Kirsten Brown, a 2016 graduate from Tallahassee, Florida, received a 2013-2014 scholarship based on academic merit from a field of 1,166 mathematics, science and engineering students who were nominated by the faculties of colleges and universities nationwide.
Brown, a chemistry and computational science double-major, worked in the lab of Dr. Garland Crawford, assistant professor of chemistry, to investigate a hexosaminidase enzyme known as OGA. She brought a unique computational approach to the research as she attempted to determine how computers might be used to predict alterations to the enzyme that may increase or decrease interactions between a target and that particular enzyme. She was accepted into a Ph.D. program at Emory University.
Aaron Featherston, a 2014 graduate from Byron, received a 2012-2013 scholarship based on academic merit from a field of 1,107 mathematics, science and engineering students who were nominated by the faculties of colleges and universities nationwide.
Featherston, a biochemistry and molecular biology major, worked in the lab of Dr. David Goode, associate professor of chemistry, on the synthesis of a natural product isolated from a sea sponge that may one day serve as the basis for a new class of antibiotics. He was accepted into a Ph.D. program at Yale University.
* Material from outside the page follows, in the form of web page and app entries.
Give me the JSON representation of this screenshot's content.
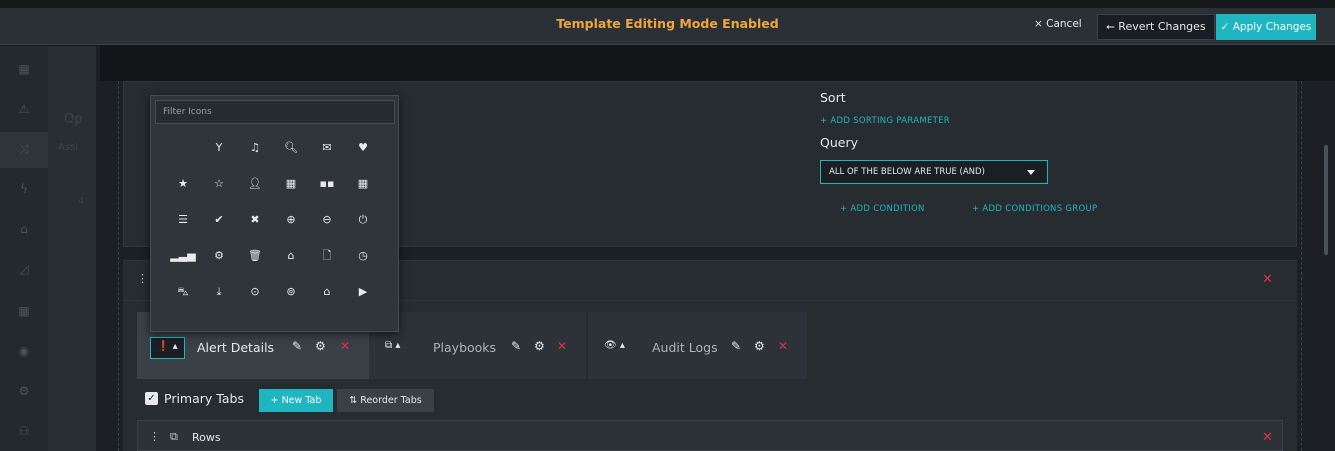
{
  "topbar": {
    "title": "Template Editing Mode Enabled",
    "cancel_label": "× Cancel",
    "revert_label": "⭠ Revert Changes",
    "apply_label": "✓ Apply Changes"
  },
  "behind": {
    "op_text": "Op",
    "assign_text": "Assi",
    "num_text": "4"
  },
  "filters": {
    "sort_label": "Sort",
    "add_sort": "+ ADD SORTING PARAMETER",
    "query_label": "Query",
    "query_value": "ALL OF THE BELOW ARE TRUE (AND)",
    "add_condition": "+ ADD CONDITION",
    "add_group": "+ ADD CONDITIONS GROUP"
  },
  "picker": {
    "placeholder": "Filter Icons",
    "rows": [
      [
        "",
        "glass-icon",
        "music-icon",
        "search-icon",
        "envelope-icon",
        "heart-icon"
      ],
      [
        "star-icon",
        "star-outline-icon",
        "user-icon",
        "film-icon",
        "th-large-icon",
        "th-icon"
      ],
      [
        "th-list-icon",
        "check-icon",
        "close-icon",
        "zoom-in-icon",
        "zoom-out-icon",
        "power-off-icon"
      ],
      [
        "signal-icon",
        "cog-icon",
        "trash-icon",
        "home-icon",
        "file-icon",
        "clock-icon"
      ],
      [
        "road-icon",
        "download-icon",
        "arrow-circle-down-icon",
        "arrow-circle-up-icon",
        "inbox-icon",
        "play-circle-icon"
      ]
    ],
    "glyphs": [
      [
        "",
        "Y",
        "♫",
        "🔍︎",
        "✉",
        "♥"
      ],
      [
        "★",
        "☆",
        "👤︎",
        "▦",
        "▪▪",
        "▦"
      ],
      [
        "☰",
        "✔",
        "✖",
        "⊕",
        "⊖",
        "⏻"
      ],
      [
        "▂▃▅",
        "⚙",
        "🗑︎",
        "⌂",
        "🗋",
        "◷"
      ],
      [
        "⛍",
        "⤓",
        "⊙",
        "⊚",
        "⌂",
        "▶"
      ]
    ]
  },
  "tabs": [
    {
      "icon": "exclamation-circle-icon",
      "glyph": "❗",
      "label": "Alert Details"
    },
    {
      "icon": "sitemap-icon",
      "glyph": "⧉",
      "label": "Playbooks"
    },
    {
      "icon": "eye-icon",
      "glyph": "👁︎",
      "label": "Audit Logs"
    }
  ],
  "primary": {
    "checkbox_label": "Primary Tabs",
    "new_tab": "+ New Tab",
    "reorder": "⇅ Reorder Tabs"
  },
  "rows": {
    "label": "Rows"
  },
  "colors": {
    "accent": "#1fb6c1",
    "warning": "#f0a63a",
    "danger": "#e0304a"
  }
}
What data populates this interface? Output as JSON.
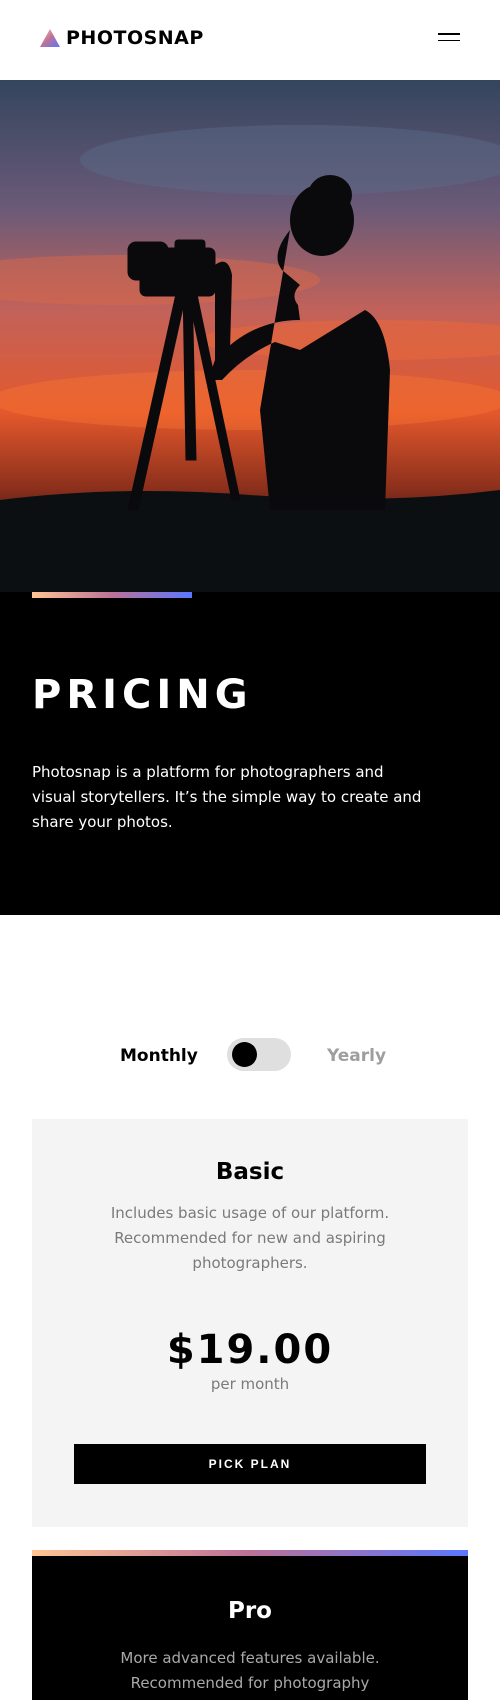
{
  "header": {
    "brand": "PHOTOSNAP",
    "logo_icon": "triangle-logo-icon",
    "menu_icon": "hamburger-menu-icon"
  },
  "hero": {
    "image_alt": "photographer-silhouette-sunset",
    "title": "PRICING",
    "description": "Photosnap is a platform for photographers and visual storytellers. It’s the simple way to create and share your photos."
  },
  "billing_toggle": {
    "monthly_label": "Monthly",
    "yearly_label": "Yearly",
    "selected": "Monthly"
  },
  "plans": [
    {
      "name": "Basic",
      "description": "Includes basic usage of our platform. Recommended for new and aspiring photographers.",
      "price": "$19.00",
      "period": "per month",
      "cta": "PICK PLAN"
    },
    {
      "name": "Pro",
      "description": "More advanced features available. Recommended for photography"
    }
  ],
  "colors": {
    "accent_gradient_start": "#ffc593",
    "accent_gradient_mid": "#bc7198",
    "accent_gradient_end": "#5a77ff",
    "card_background": "#f4f4f4",
    "dark_background": "#000000"
  }
}
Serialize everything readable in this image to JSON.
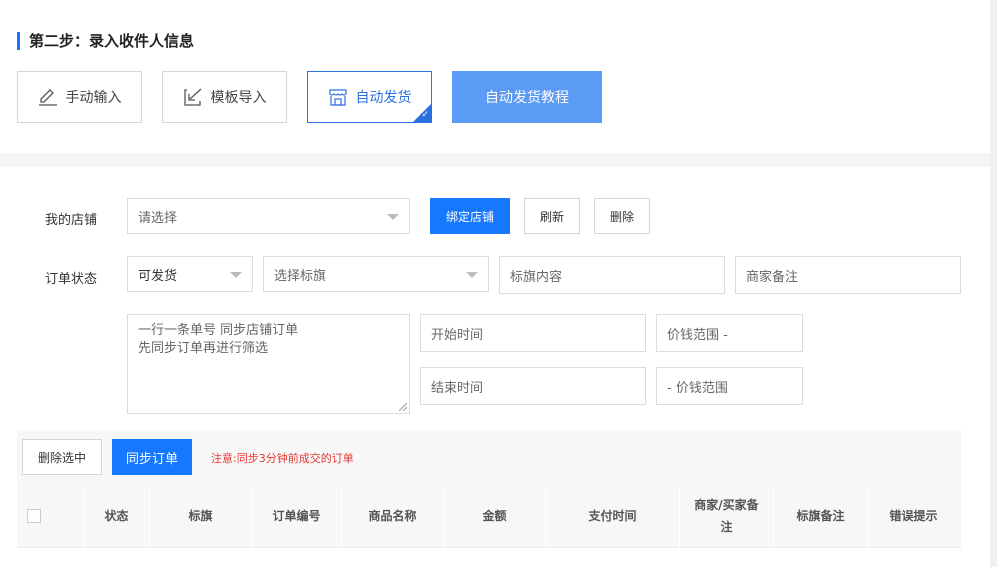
{
  "step": {
    "title": "第二步：录入收件人信息"
  },
  "modes": {
    "manual": "手动输入",
    "template": "模板导入",
    "auto": "自动发货",
    "tutorial": "自动发货教程"
  },
  "shop": {
    "label": "我的店铺",
    "placeholder": "请选择",
    "bind_button": "绑定店铺",
    "refresh_button": "刷新",
    "delete_button": "删除"
  },
  "order": {
    "label": "订单状态",
    "status_value": "可发货",
    "flag_placeholder": "选择标旗",
    "flag_content_placeholder": "标旗内容",
    "merchant_note_placeholder": "商家备注",
    "order_numbers_placeholder_line1": "一行一条单号 同步店铺订单",
    "order_numbers_placeholder_line2": "先同步订单再进行筛选",
    "start_time_placeholder": "开始时间",
    "end_time_placeholder": "结束时间",
    "price_min_placeholder": "价钱范围 -",
    "price_max_placeholder": "- 价钱范围"
  },
  "actions": {
    "delete_selected": "删除选中",
    "sync_orders": "同步订单",
    "note": "注意:同步3分钟前成交的订单"
  },
  "table": {
    "columns": [
      "状态",
      "标旗",
      "订单编号",
      "商品名称",
      "金额",
      "支付时间",
      "商家/买家备注",
      "标旗备注",
      "错误提示"
    ]
  },
  "colors": {
    "accent": "#1677ff",
    "tutorial": "#5b9af5",
    "warning": "#e53935"
  }
}
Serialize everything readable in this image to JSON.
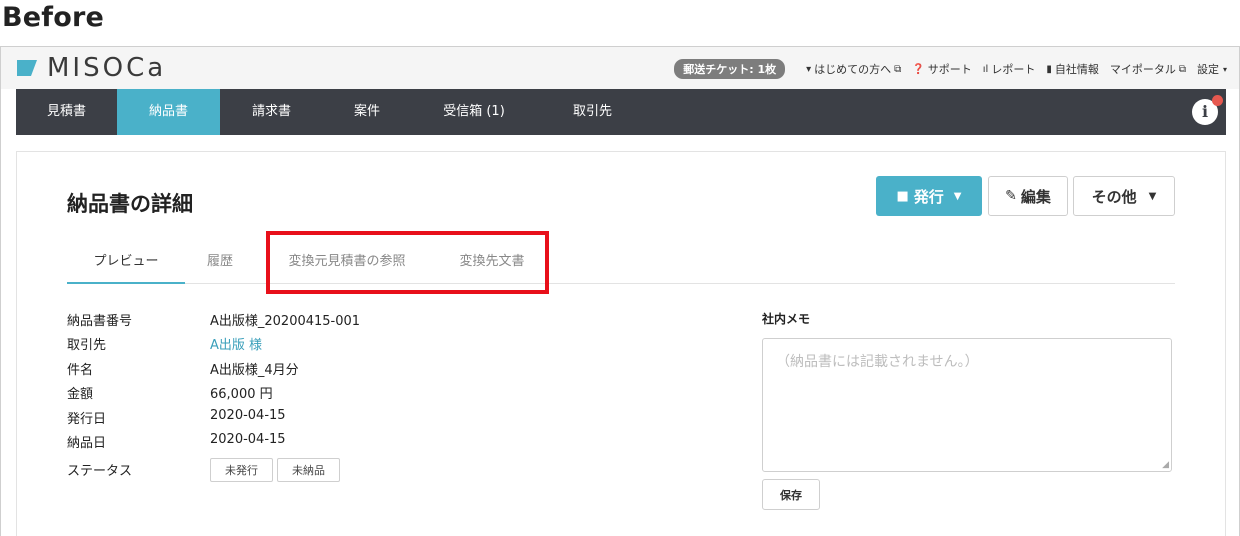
{
  "heading": "Before",
  "app": {
    "logo_text": "MISOCa",
    "brand_color": "#4ab1c9",
    "nav_color": "#3c3f46",
    "highlight_color": "#e8101a"
  },
  "topbar": {
    "ticket": "郵送チケット: 1枚",
    "links": [
      {
        "icon": "book-icon",
        "glyph": "▾",
        "label": "はじめての方へ",
        "external": "⧉"
      },
      {
        "icon": "help-icon",
        "glyph": "❓",
        "label": "サポート"
      },
      {
        "icon": "report-icon",
        "glyph": "ıl",
        "label": "レポート"
      },
      {
        "icon": "building-icon",
        "glyph": "▮",
        "label": "自社情報"
      },
      {
        "label": "マイポータル",
        "external": "⧉"
      },
      {
        "label": "設定",
        "caret": "▾"
      }
    ]
  },
  "nav": {
    "items": [
      "見積書",
      "納品書",
      "請求書",
      "案件",
      "受信箱 (1)",
      "取引先"
    ],
    "active": "納品書",
    "info_glyph": "i"
  },
  "page": {
    "title": "納品書の詳細",
    "buttons": {
      "issue": "発行",
      "edit": "編集",
      "other": "その他"
    },
    "tabs": [
      "プレビュー",
      "履歴",
      "変換元見積書の参照",
      "変換先文書"
    ],
    "active_tab": "プレビュー"
  },
  "details": [
    {
      "label": "納品書番号",
      "value": "A出版様_20200415-001"
    },
    {
      "label": "取引先",
      "value": "A出版 様",
      "link": true
    },
    {
      "label": "件名",
      "value": "A出版様_4月分"
    },
    {
      "label": "金額",
      "value": "66,000 円"
    },
    {
      "label": "発行日",
      "value": "2020-04-15"
    },
    {
      "label": "納品日",
      "value": "2020-04-15"
    }
  ],
  "status": {
    "label": "ステータス",
    "chips": [
      "未発行",
      "未納品"
    ]
  },
  "memo": {
    "label": "社内メモ",
    "placeholder": "（納品書には記載されません。）",
    "save": "保存"
  }
}
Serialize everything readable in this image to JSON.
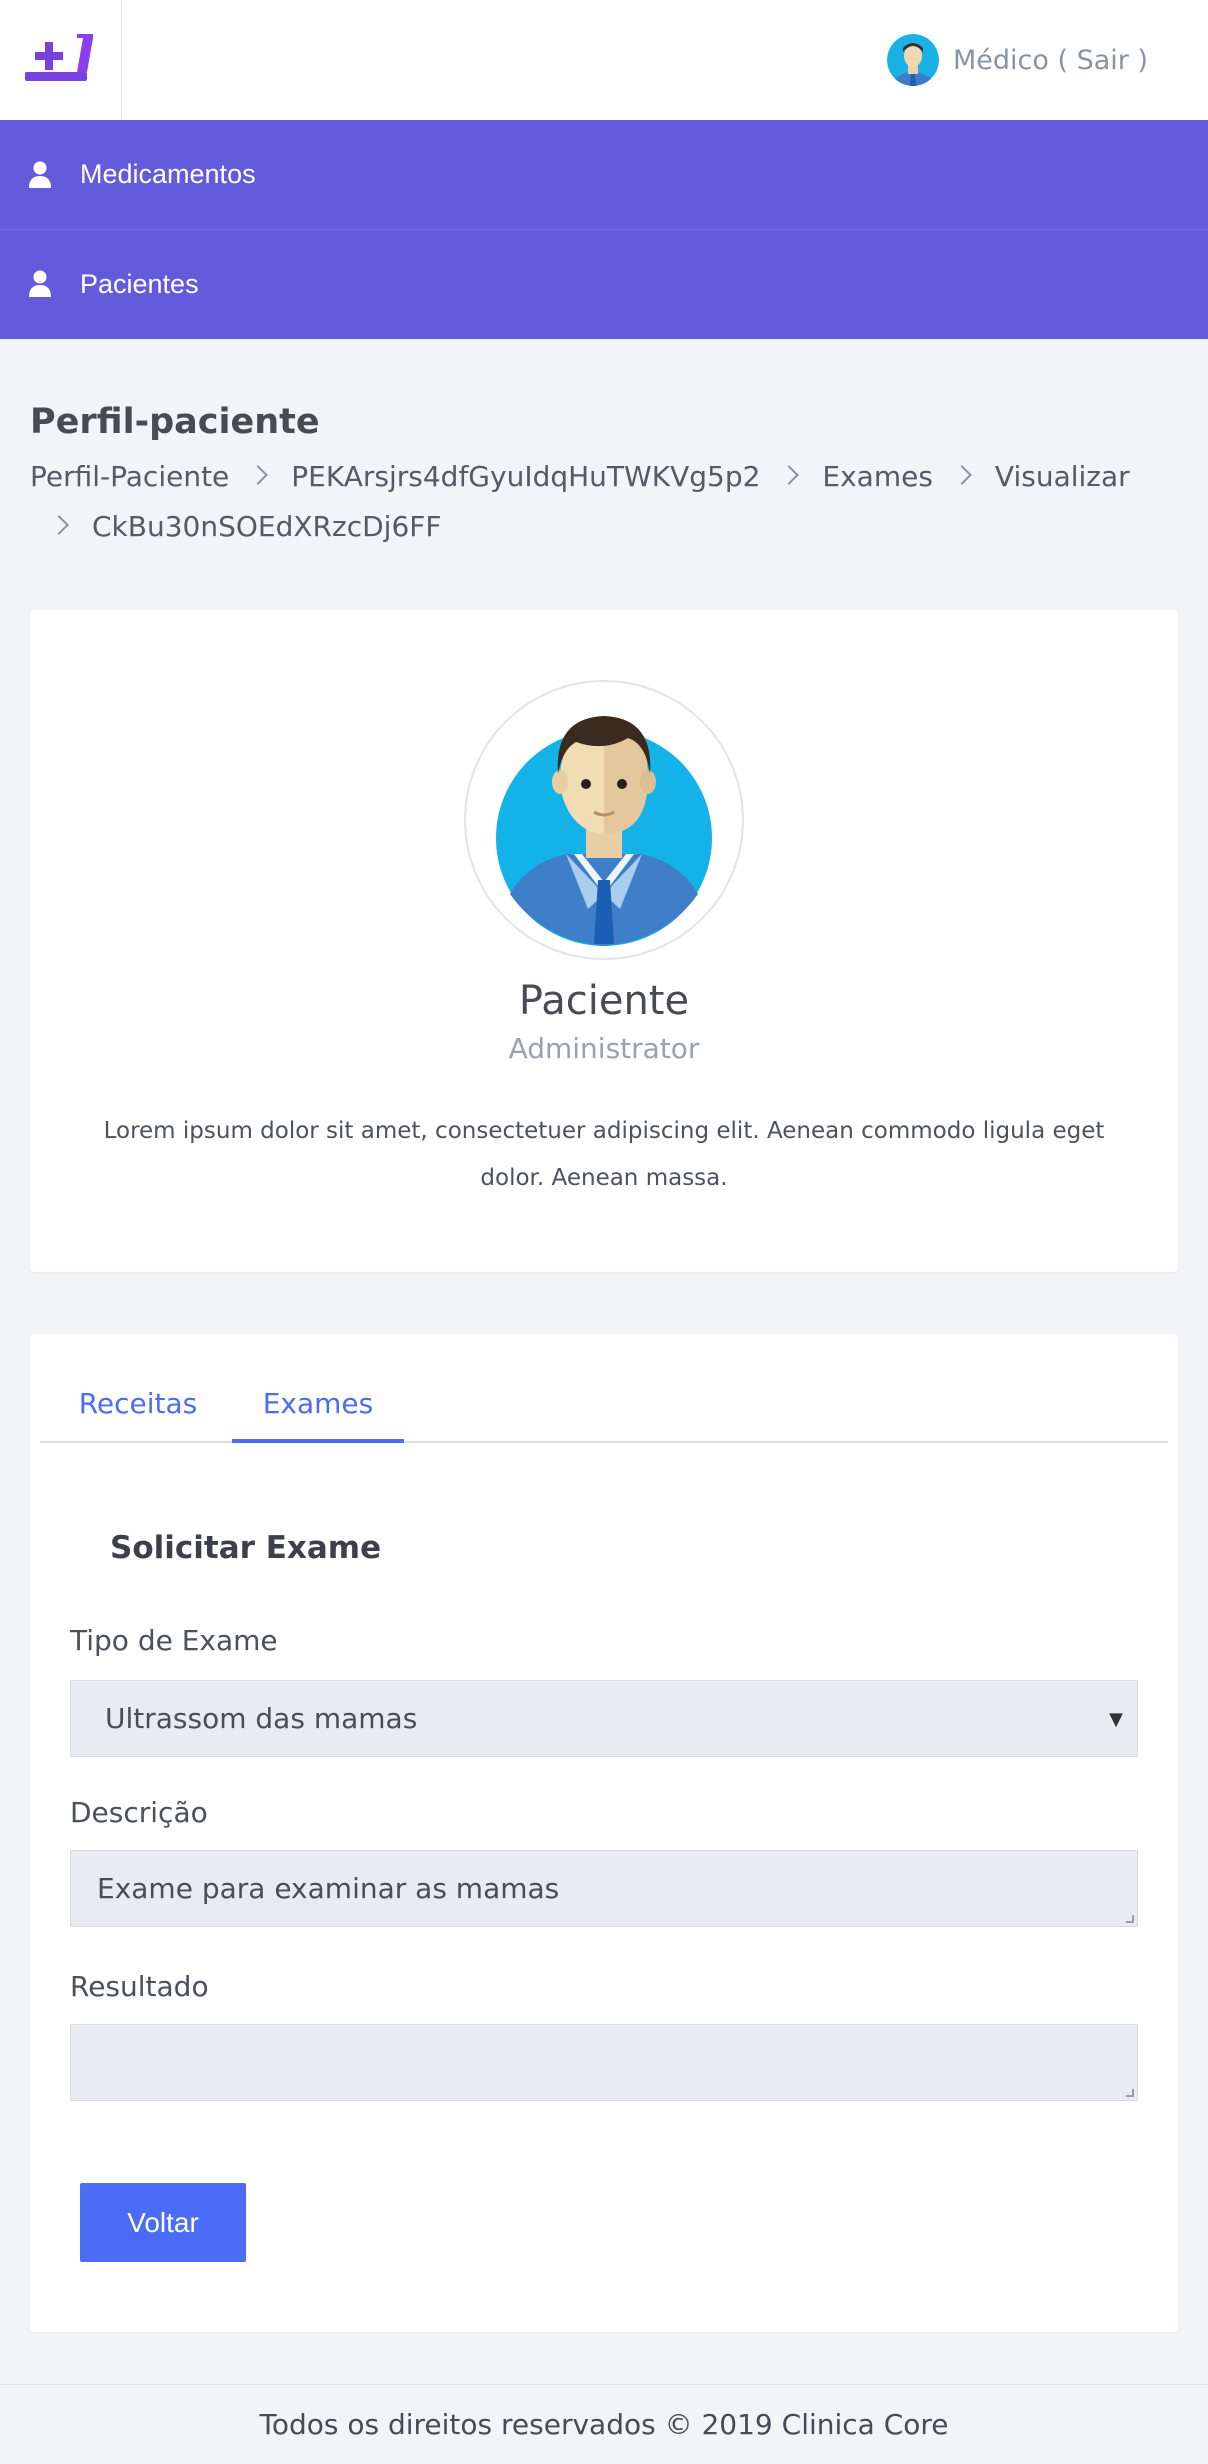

The Goldwater Foundation is a federally endowed agency established by Public Law 99-661 on Nov. 14, 1986. The scholarship program, honoring Sen. Barry Goldwater, was designed to foster and encourage outstanding students to pursue careers in the fields of mathematics, the natural sciences and engineering, and is the premier undergraduate award of its type in these fields. Since its first award in 1989, the Foundation has bestowed 7,921 scholarships worth approximately $63 million.